Print each record exactly as it appears, but drop the images.

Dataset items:
──────

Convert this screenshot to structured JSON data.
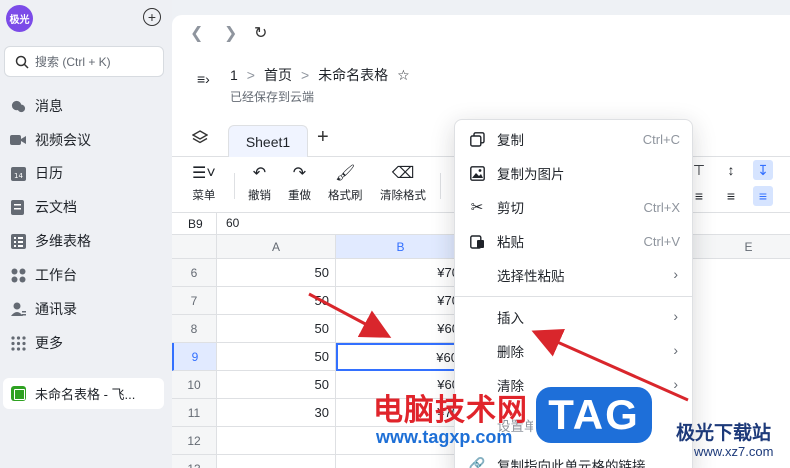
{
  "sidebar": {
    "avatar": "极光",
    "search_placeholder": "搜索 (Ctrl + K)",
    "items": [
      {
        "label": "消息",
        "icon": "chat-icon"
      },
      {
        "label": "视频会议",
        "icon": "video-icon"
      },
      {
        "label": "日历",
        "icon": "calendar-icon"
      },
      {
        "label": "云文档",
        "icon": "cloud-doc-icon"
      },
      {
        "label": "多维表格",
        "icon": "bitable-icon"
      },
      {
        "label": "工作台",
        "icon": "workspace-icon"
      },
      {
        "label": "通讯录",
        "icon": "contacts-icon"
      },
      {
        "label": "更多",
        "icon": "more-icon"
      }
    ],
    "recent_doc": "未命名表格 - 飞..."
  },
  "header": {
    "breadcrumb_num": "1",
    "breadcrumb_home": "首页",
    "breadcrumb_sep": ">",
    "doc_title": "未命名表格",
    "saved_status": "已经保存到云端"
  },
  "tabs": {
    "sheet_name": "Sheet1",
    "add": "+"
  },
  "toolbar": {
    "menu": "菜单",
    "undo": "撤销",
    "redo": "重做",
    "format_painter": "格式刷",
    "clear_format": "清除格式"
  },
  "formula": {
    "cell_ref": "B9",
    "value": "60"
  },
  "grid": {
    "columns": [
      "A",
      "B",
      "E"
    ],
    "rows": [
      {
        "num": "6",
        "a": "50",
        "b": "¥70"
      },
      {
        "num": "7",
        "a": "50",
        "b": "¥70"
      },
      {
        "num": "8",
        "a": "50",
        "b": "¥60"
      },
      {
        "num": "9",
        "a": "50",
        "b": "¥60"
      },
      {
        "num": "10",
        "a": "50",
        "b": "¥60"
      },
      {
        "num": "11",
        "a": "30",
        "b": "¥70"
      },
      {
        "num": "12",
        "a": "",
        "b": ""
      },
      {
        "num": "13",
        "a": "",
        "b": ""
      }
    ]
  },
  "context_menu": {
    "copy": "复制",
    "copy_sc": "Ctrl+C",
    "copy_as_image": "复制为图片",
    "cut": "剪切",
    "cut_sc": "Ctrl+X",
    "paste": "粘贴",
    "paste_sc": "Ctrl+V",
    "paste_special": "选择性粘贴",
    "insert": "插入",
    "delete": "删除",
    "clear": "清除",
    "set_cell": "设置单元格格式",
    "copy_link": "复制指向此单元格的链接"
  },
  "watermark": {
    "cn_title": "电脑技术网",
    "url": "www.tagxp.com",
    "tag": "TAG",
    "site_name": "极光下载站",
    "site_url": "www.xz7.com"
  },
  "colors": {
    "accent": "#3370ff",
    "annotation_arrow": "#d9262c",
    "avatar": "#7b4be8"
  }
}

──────

Output of the task -
Convert this screenshot to structured JSON data.
{
  "sidebar": {
    "avatar": "极光",
    "search_placeholder": "搜索 (Ctrl + K)",
    "items": [
      {
        "label": "消息",
        "icon": "chat-icon"
      },
      {
        "label": "视频会议",
        "icon": "video-icon"
      },
      {
        "label": "日历",
        "icon": "calendar-icon"
      },
      {
        "label": "云文档",
        "icon": "cloud-doc-icon"
      },
      {
        "label": "多维表格",
        "icon": "bitable-icon"
      },
      {
        "label": "工作台",
        "icon": "workspace-icon"
      },
      {
        "label": "通讯录",
        "icon": "contacts-icon"
      },
      {
        "label": "更多",
        "icon": "more-icon"
      }
    ],
    "recent_doc": "未命名表格 - 飞..."
  },
  "header": {
    "breadcrumb_num": "1",
    "breadcrumb_home": "首页",
    "breadcrumb_sep": ">",
    "doc_title": "未命名表格",
    "saved_status": "已经保存到云端"
  },
  "tabs": {
    "sheet_name": "Sheet1",
    "add": "+"
  },
  "toolbar": {
    "menu": "菜单",
    "undo": "撤销",
    "redo": "重做",
    "format_painter": "格式刷",
    "clear_format": "清除格式"
  },
  "formula": {
    "cell_ref": "B9",
    "value": "60"
  },
  "grid": {
    "columns": [
      "A",
      "B",
      "E"
    ],
    "rows": [
      {
        "num": "6",
        "a": "50",
        "b": "¥70"
      },
      {
        "num": "7",
        "a": "50",
        "b": "¥70"
      },
      {
        "num": "8",
        "a": "50",
        "b": "¥60"
      },
      {
        "num": "9",
        "a": "50",
        "b": "¥60"
      },
      {
        "num": "10",
        "a": "50",
        "b": "¥60"
      },
      {
        "num": "11",
        "a": "30",
        "b": "¥70"
      },
      {
        "num": "12",
        "a": "",
        "b": ""
      },
      {
        "num": "13",
        "a": "",
        "b": ""
      }
    ]
  },
  "context_menu": {
    "copy": "复制",
    "copy_sc": "Ctrl+C",
    "copy_as_image": "复制为图片",
    "cut": "剪切",
    "cut_sc": "Ctrl+X",
    "paste": "粘贴",
    "paste_sc": "Ctrl+V",
    "paste_special": "选择性粘贴",
    "insert": "插入",
    "delete": "删除",
    "clear": "清除",
    "set_cell": "设置单元格格式",
    "copy_link": "复制指向此单元格的链接"
  },
  "watermark": {
    "cn_title": "电脑技术网",
    "url": "www.tagxp.com",
    "tag": "TAG",
    "site_name": "极光下载站",
    "site_url": "www.xz7.com"
  },
  "colors": {
    "accent": "#3370ff",
    "annotation_arrow": "#d9262c",
    "avatar": "#7b4be8"
  }
}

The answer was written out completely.